Six other states rely on foreign-born workers for at least a fifth of their labor forces, led by California at almost 35 percent. The others are New Jersey, New York, Nevada, Florida, and Maryland. All except Maryland show a tilt toward workers born in Latin America, with Mexicans dominant in California, Nevada, and Texas. Foreign-born workers in New Jersey, New York, and Florida are likely to come from other parts of Latin America—for instance, Cuba for Florida.
About 40 percent of Texas’ foreign-born workers are naturalized citizens. The remaining 60 percent hold green cards that allow them to work or they work illegally—the jobs data doesn’t break it down. The Pew Research Center, the go-to source on U.S. Hispanics, estimates that Texas’ 1.2 million illegal immigrants made up 8.5 percent of the state’s civilian labor force in 2014.
Federal law no doubt hinders illegals’ employment in Texas. Employers must attest to the legal status of all employees (Form I-9), and the authorities sometimes conduct raids on companies suspected of employing immigrants without a legal right to work. Enforcement may be having some effect: The number of illegal workers has been flat nationally for nearly a decade, Pew reports.
Texas’ Economic Interest
In 2016, we wrote about the dangers trade protectionism poses for Texas, the top state for exports by a large margin, and jobs at companies that depend on overseas sales (see “Troubles with Trade,” D CEO July/August 2016). Given its export prowess, we wrote then, Texas will benefit from national policies that expand trade, particularly with Mexico.
Like exports, immigrant labor makes an important contribution to the Texas economy, one that shouldn’t be ignored at a time when increasingly strident anti-globalist sentiments portray foreign-born workers as a blight on the American economy. It’s not just a matter of illegal workers. The ascendant America First movement even contemplates sharp reductions in legal immigration, including educated workers badly needed in technology industries and those gainfully employed in the United States for decades.

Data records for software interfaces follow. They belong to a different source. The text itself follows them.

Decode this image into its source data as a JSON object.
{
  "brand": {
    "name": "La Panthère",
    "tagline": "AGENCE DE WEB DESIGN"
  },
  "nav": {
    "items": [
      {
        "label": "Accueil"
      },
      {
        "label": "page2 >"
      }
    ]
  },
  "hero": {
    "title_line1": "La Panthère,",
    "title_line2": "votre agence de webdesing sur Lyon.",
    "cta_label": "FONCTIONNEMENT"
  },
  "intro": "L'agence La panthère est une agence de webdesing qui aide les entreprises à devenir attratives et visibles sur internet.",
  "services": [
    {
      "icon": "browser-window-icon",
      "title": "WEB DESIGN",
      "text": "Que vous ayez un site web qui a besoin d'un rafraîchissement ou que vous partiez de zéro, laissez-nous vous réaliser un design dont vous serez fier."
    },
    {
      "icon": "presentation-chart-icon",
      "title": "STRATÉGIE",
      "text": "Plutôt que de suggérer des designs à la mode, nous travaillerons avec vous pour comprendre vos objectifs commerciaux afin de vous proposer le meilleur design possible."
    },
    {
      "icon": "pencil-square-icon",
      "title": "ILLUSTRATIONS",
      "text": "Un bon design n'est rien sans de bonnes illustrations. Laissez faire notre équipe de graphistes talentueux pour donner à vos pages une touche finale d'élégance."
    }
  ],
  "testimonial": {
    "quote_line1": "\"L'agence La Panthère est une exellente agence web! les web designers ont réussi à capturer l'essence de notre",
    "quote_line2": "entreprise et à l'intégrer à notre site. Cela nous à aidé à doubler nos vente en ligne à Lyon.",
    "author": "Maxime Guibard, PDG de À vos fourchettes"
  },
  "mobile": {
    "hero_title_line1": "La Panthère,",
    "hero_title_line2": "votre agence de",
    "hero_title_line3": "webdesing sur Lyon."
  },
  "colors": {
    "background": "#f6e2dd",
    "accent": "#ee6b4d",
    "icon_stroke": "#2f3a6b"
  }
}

With an unemployment rate below 4 percent, Texas is already running up against constraints in labor supply. The Dallas Builders Association, for example, reported shortages of about 20,000 construction workers, delaying the building of an average home by a month and raising costs by $5,000.
Texas’ overriding economic interest lies in strong growth—keeping a good thing going. That will require adding more workers to an already tight labor force. Some will come from other states, but immigrants will still play a crucial role in filling the ranks, particularly in construction and other industries that have historically depended heavily on foreign-born workers. Tighter legal immigration creates the risk of spreading labor shortages in Texas, stifling the nation’s most vibrant economy.
Without enough workers, for example, Texas construction companies wouldn’t be able to turn out as many new homes and commercial buildings. With building crimped, real estate prices would be higher across the board. The loss of foreign-born workers would spread far beyond construction. Higher housing prices would deter Californians and New Yorkers from moving to Texas. Companies already here would see costs rise, eroding a business climate ranked among the best in the nation. Fewer firms would move to the state.
Texans shouldn’t want any part of this. The state has done quite well in recent decades with open trade and expanding employment of foreign-born workers. What’s worked in the past will work in the future.